*WHAT THE EXERCISE ASKS:* Copy the entries exactly. Leave nothing out and add nothing.

Data records for software interfaces:
============================================================

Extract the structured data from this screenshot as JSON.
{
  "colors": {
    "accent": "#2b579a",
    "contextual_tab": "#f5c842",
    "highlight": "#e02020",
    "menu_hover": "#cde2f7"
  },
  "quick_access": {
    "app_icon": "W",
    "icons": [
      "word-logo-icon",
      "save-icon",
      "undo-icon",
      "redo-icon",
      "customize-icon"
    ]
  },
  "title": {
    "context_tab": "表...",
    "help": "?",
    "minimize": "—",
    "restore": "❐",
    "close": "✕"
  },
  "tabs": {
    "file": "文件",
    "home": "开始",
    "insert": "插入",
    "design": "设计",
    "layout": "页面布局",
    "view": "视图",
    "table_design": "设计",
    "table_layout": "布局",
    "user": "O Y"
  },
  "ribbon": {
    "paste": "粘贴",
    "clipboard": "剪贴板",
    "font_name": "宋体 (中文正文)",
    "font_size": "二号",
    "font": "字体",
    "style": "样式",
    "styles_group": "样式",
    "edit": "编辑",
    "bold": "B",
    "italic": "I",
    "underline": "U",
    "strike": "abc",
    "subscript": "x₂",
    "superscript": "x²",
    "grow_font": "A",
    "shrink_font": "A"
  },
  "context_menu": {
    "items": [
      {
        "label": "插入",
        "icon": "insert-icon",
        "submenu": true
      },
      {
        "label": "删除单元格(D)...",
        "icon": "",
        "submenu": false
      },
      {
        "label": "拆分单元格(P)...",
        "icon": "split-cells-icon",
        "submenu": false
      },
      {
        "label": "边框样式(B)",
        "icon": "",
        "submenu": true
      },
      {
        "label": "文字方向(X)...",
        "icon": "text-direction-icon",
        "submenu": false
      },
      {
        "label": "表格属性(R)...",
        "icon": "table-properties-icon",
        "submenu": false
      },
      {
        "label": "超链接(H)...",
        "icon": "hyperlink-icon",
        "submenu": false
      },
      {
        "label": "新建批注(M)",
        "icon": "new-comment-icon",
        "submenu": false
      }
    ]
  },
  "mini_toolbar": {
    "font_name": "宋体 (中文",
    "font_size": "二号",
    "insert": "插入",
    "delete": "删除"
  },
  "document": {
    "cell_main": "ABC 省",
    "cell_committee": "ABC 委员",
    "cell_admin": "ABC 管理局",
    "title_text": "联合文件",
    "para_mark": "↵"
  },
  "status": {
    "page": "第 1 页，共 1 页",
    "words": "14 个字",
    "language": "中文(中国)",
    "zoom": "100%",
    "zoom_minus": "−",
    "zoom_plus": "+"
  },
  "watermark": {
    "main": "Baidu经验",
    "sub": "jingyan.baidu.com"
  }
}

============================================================

*EXERCISE OUTPUT:*
Extract the structured data from this screenshot as JSON.
{
  "colors": {
    "accent": "#2b579a",
    "contextual_tab": "#f5c842",
    "highlight": "#e02020",
    "menu_hover": "#cde2f7"
  },
  "quick_access": {
    "app_icon": "W",
    "icons": [
      "word-logo-icon",
      "save-icon",
      "undo-icon",
      "redo-icon",
      "customize-icon"
    ]
  },
  "title": {
    "context_tab": "表...",
    "help": "?",
    "minimize": "—",
    "restore": "❐",
    "close": "✕"
  },
  "tabs": {
    "file": "文件",
    "home": "开始",
    "insert": "插入",
    "design": "设计",
    "layout": "页面布局",
    "view": "视图",
    "table_design": "设计",
    "table_layout": "布局",
    "user": "O Y"
  },
  "ribbon": {
    "paste": "粘贴",
    "clipboard": "剪贴板",
    "font_name": "宋体 (中文正文)",
    "font_size": "二号",
    "font": "字体",
    "style": "样式",
    "styles_group": "样式",
    "edit": "编辑",
    "bold": "B",
    "italic": "I",
    "underline": "U",
    "strike": "abc",
    "subscript": "x₂",
    "superscript": "x²",
    "grow_font": "A",
    "shrink_font": "A"
  },
  "context_menu": {
    "items": [
      {
        "label": "插入",
        "icon": "insert-icon",
        "submenu": true
      },
      {
        "label": "删除单元格(D)...",
        "icon": "",
        "submenu": false
      },
      {
        "label": "拆分单元格(P)...",
        "icon": "split-cells-icon",
        "submenu": false
      },
      {
        "label": "边框样式(B)",
        "icon": "",
        "submenu": true
      },
      {
        "label": "文字方向(X)...",
        "icon": "text-direction-icon",
        "submenu": false
      },
      {
        "label": "表格属性(R)...",
        "icon": "table-properties-icon",
        "submenu": false
      },
      {
        "label": "超链接(H)...",
        "icon": "hyperlink-icon",
        "submenu": false
      },
      {
        "label": "新建批注(M)",
        "icon": "new-comment-icon",
        "submenu": false
      }
    ]
  },
  "mini_toolbar": {
    "font_name": "宋体 (中文",
    "font_size": "二号",
    "insert": "插入",
    "delete": "删除"
  },
  "document": {
    "cell_main": "ABC 省",
    "cell_committee": "ABC 委员",
    "cell_admin": "ABC 管理局",
    "title_text": "联合文件",
    "para_mark": "↵"
  },
  "status": {
    "page": "第 1 页，共 1 页",
    "words": "14 个字",
    "language": "中文(中国)",
    "zoom": "100%",
    "zoom_minus": "−",
    "zoom_plus": "+"
  },
  "watermark": {
    "main": "Baidu经验",
    "sub": "jingyan.baidu.com"
  }
}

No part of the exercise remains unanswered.